U.S. Classification73/861.356
International ClassificationG01F1/84
Cooperative ClassificationG01F1/8431, G01F1/8427, G01F1/8436, G01F1/8409, G01F1/849, G01F1/8413
European ClassificationG01F1/84D, G01F1/84D8, G01F1/84F8S, G01F1/84D10, G01F1/84D2, G01F1/84D6
Legal Events
DateCodeEventDescription
May 25, 2010FPExpired due to failure to pay maintenance fee
Effective date: 20100407
Apr 7, 2010LAPSLapse for failure to pay maintenance fees
Nov 9, 2009REMIMaintenance fee reminder mailed
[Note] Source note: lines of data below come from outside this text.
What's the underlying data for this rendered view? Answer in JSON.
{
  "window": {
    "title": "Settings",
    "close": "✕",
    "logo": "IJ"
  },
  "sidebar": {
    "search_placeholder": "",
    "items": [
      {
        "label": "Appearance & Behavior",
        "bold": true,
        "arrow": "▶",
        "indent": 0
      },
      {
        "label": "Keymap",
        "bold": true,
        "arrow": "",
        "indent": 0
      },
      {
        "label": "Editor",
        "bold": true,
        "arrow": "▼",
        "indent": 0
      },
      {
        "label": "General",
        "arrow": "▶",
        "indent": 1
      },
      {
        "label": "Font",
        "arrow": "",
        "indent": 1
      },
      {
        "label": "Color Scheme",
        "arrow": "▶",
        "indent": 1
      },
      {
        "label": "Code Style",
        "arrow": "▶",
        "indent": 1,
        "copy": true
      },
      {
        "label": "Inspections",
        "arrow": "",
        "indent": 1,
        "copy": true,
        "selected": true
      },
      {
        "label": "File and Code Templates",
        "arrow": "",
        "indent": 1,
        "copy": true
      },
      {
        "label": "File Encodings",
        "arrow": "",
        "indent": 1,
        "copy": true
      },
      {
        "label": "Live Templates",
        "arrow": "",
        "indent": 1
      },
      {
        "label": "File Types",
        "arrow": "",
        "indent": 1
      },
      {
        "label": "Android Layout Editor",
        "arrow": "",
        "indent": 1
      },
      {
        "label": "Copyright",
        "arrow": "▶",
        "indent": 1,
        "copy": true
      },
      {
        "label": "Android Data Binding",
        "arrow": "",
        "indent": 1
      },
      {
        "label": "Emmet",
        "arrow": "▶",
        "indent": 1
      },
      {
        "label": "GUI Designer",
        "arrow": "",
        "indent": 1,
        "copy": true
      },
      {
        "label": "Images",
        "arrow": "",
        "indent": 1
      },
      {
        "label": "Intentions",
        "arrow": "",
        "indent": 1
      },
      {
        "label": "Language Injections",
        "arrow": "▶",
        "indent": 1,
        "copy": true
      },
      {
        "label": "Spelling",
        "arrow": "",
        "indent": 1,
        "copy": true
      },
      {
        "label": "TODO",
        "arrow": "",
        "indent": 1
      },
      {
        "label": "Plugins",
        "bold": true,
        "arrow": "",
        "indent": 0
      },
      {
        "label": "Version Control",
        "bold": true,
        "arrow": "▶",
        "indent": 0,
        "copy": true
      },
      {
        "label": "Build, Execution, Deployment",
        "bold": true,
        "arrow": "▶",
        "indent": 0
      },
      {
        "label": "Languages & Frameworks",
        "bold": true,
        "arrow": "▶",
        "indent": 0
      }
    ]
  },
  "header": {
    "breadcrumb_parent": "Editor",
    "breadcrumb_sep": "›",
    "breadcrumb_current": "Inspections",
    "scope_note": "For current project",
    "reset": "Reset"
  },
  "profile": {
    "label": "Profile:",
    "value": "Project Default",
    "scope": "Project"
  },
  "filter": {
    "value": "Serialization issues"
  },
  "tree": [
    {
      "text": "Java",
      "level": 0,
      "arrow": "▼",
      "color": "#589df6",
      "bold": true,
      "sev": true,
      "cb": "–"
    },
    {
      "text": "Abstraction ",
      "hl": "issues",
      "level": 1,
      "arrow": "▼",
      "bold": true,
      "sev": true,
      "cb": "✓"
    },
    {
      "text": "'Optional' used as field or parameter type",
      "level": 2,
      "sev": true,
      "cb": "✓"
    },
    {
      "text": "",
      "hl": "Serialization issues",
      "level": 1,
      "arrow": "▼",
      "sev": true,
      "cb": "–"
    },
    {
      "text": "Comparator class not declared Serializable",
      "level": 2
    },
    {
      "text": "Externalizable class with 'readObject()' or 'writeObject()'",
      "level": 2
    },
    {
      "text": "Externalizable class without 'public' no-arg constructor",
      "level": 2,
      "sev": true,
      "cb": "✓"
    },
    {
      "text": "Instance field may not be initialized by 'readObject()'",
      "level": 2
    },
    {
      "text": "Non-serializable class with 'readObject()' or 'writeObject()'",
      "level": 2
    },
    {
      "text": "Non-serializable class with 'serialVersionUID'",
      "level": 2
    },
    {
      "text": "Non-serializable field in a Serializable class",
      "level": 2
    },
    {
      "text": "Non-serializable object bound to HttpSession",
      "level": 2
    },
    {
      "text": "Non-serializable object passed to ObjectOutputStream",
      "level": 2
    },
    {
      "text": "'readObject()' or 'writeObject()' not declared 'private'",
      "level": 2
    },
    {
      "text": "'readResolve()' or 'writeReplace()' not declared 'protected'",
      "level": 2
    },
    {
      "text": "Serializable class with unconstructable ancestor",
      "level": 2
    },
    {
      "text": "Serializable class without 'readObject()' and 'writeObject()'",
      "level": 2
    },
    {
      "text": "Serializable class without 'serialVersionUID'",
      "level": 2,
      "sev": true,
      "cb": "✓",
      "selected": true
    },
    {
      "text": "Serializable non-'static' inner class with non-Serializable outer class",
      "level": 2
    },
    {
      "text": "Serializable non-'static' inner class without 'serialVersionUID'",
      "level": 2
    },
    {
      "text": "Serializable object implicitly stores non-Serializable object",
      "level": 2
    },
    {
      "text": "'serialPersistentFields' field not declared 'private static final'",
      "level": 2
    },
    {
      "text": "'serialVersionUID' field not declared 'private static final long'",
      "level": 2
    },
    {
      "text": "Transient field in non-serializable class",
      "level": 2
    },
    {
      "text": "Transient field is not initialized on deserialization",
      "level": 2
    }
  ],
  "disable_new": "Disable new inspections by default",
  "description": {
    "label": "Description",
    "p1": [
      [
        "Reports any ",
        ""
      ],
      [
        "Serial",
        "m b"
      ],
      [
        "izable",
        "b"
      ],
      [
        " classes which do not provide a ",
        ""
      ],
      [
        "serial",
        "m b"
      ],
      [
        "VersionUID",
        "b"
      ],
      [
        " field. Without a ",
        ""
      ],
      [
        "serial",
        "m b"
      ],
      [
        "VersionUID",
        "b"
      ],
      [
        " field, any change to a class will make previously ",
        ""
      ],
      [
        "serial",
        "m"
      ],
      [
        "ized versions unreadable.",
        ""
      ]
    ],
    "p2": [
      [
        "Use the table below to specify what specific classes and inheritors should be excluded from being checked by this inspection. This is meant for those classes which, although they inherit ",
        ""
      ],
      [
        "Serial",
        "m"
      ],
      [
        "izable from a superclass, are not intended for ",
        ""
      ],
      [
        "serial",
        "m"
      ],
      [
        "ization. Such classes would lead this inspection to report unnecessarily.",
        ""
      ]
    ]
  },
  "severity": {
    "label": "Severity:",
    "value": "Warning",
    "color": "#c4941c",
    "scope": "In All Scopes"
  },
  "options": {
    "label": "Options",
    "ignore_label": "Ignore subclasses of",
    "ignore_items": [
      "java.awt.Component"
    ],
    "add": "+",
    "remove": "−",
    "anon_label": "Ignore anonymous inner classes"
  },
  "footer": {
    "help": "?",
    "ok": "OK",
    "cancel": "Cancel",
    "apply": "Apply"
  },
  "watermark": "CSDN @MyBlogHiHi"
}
Oct 3, 2005FPAYFee payment
Year of fee payment: 8
Sep 21, 2001FPAYFee payment
Year of fee payment: 4
Dec 1, 1997ASAssignment
Owner name: ENDRESS + HAUSER FLOWTEC AG, SWITZERLAND
Free format text: ASSIGNMENT OF ASSIGNORS INTEREST;ASSIGNORS:DRAHM, WOLFGANG;RIEDER, ALFRED;REEL/FRAME:008834/0351
Effective date: 19971112